opinionpic

OPINION: Tradition and the arts at odds in first-generation families

By Antoinette Isama

For us first-generation Americans, the unremitting pressure that accompanies our career choices comes as no surprise. It’s an integral part of the “American Dream,” the future that immigrants imagined for not only themselves, but also for their children born and raised in the United States. It’s been going on for generations, parents worried that their children won’t grab the golden ring of financial prosperity that, in part, prompted them to leave whatever old country failed to provide hope for a better future.

This dream is still prevalent today.

But, it’s 2015, more than a century after the Statue of Liberty raised her torch in New York harbor. Why are we still in this awkward and uncomfortable tug-of-war between pursuing what makes us happy and Mom and Dad’s concerns with our success; especially if our passion involves the arts?

As soon as we know how to read and comprehend what is going on around us, we get hit with high expectations. Blessed with the opportunity of growing up in America, we’re pressured to pursue lucrative professions. Doing artsy things is considered to be a hobby and nothing else. No matter how talented we are at the arts, “facing your books” and earning A’s take precedence. Pursuing the arts, and perhaps failing, is daunting for first-generation Americans — even if it means sacrificing what makes us happy in the end.

In 1993, Eun-Young Kim, who holds a doctorate in anthropology from the University of California at Berkeley, conducted a study of career choices among Korean-American college students. She analyzed how that pattern reflected their immigrant parents’ cultural model of success and educational strategies.

The students who gravitated toward the arts in Kim’s research did not want to disappoint their parents. They were evasive about their career choices. “Jeff would be a photographer for National Geographic and write if he could have his way,” Kim said. “He keeps saying ‘I don’t know’ when his parents, hoping he will be a lawyer, ask him what he is going to do. He says, ‘I don’t want to get their hopes up and then smash them.’”

It is tough to determine whether this evasiveness is worth it. According to Kim, it can take a toll psychologically on young Korean-Americans who have artistic talent. “Artistic talent is one of the least encouraged and appreciated resources within the Korean immigrants’ model of success,” she said. “When their talents, interests and lifestyles do not match those appreciated by their families and their community, Korean-American youths are often left with little choice but to suppress them, and this suppression can result in serious problems.”

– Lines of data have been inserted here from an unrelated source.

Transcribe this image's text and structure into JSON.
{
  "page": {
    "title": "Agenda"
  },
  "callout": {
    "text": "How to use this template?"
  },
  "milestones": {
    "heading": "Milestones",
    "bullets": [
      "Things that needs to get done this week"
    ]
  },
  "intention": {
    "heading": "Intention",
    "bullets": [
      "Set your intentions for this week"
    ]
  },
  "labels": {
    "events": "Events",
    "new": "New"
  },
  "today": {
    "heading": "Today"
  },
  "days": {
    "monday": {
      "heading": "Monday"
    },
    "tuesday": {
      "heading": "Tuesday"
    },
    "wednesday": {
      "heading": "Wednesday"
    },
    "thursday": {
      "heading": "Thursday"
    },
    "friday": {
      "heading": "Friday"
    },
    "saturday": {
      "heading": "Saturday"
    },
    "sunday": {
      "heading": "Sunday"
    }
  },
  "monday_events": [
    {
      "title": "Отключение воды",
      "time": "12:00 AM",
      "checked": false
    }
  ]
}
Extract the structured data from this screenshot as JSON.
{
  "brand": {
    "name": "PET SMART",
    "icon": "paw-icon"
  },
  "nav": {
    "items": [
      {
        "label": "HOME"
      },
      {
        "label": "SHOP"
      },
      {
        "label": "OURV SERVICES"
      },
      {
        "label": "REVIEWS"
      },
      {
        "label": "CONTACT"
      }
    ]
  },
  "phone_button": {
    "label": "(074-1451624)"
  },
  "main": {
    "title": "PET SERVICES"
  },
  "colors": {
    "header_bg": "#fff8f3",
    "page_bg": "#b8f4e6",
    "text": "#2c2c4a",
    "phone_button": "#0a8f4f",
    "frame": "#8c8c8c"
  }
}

The summer before my senior year of high school, I participated in an arts program at the National Gallery of Art in Washington D.C. Along with learning the inside scoop of what it takes to run an art museum, we worked on a collaborative art installation for the Children's Hospital, and our families got to see our work before it was moved to the hospital art gallery. Appreciating the arts was encouraged in my family, and I was happy my mom (left) and her older sister (far right) could see our hard work. (Antoinette Isama/Medill)
In the summer of 2009 before my senior year of high school, I participated in an arts program at the National Gallery of Art in D.C. Along with learning the inside scoop of what it takes to run an art museum, we worked on a collaborative art installation for the Children’s Hospital, and our families got to see our work before it was moved to the hospital art gallery. Appreciating the arts was encouraged in my family, and I was happy my mom (left) and her older sister (far right) could see our hard work. (Antoinette Isama)

In contrast, some of us have been able to do what they love in the arts and do it well. From pursuing music, dabbling in fine arts, to becoming culture curators in their own right, they took that leap. They risked everything – even the possibility of not having their parents’ support.

Joshua Kissi of Street Etiquette did just that. Raised in the Bronx by Ghanaian parents, Kissi left his pre-med college track to pursue a career fusing fashion and art. Initially using men’s fashion as a platform to foster cultural discussion of socio-economic issues filtered through the arts, music, film and fashion, Street Etiquette is now a creative agency that provides services such as brand consultation, photography and design direction.

Behind the passion of people like Kissi, there is purpose. Behind the pursuit of success in the arts, there is comfort in knowing that those who come after us will be able to relate too, and see themselves in the art we create. We know that with a plan and determination, following our dreams in the arts is not as far-fetched as our parents might think.

We realize that making a career in the arts is never easy, so we understand that their concern is just as valid. We need to reassure to our parents, to give them peace of mind. They deserve to know that their sacrifices in making a better life for us will not be in vain if we follow our dreams of pursuing a career in the arts.

With their affirmation, more confidently do what makes us happy. We can find our place in the arts.

Photo at top: For first-generation Americans, we are well aware that our parents want us to succeed. But can we succeed in doing what we love? (Parker Knight/Creative Commons)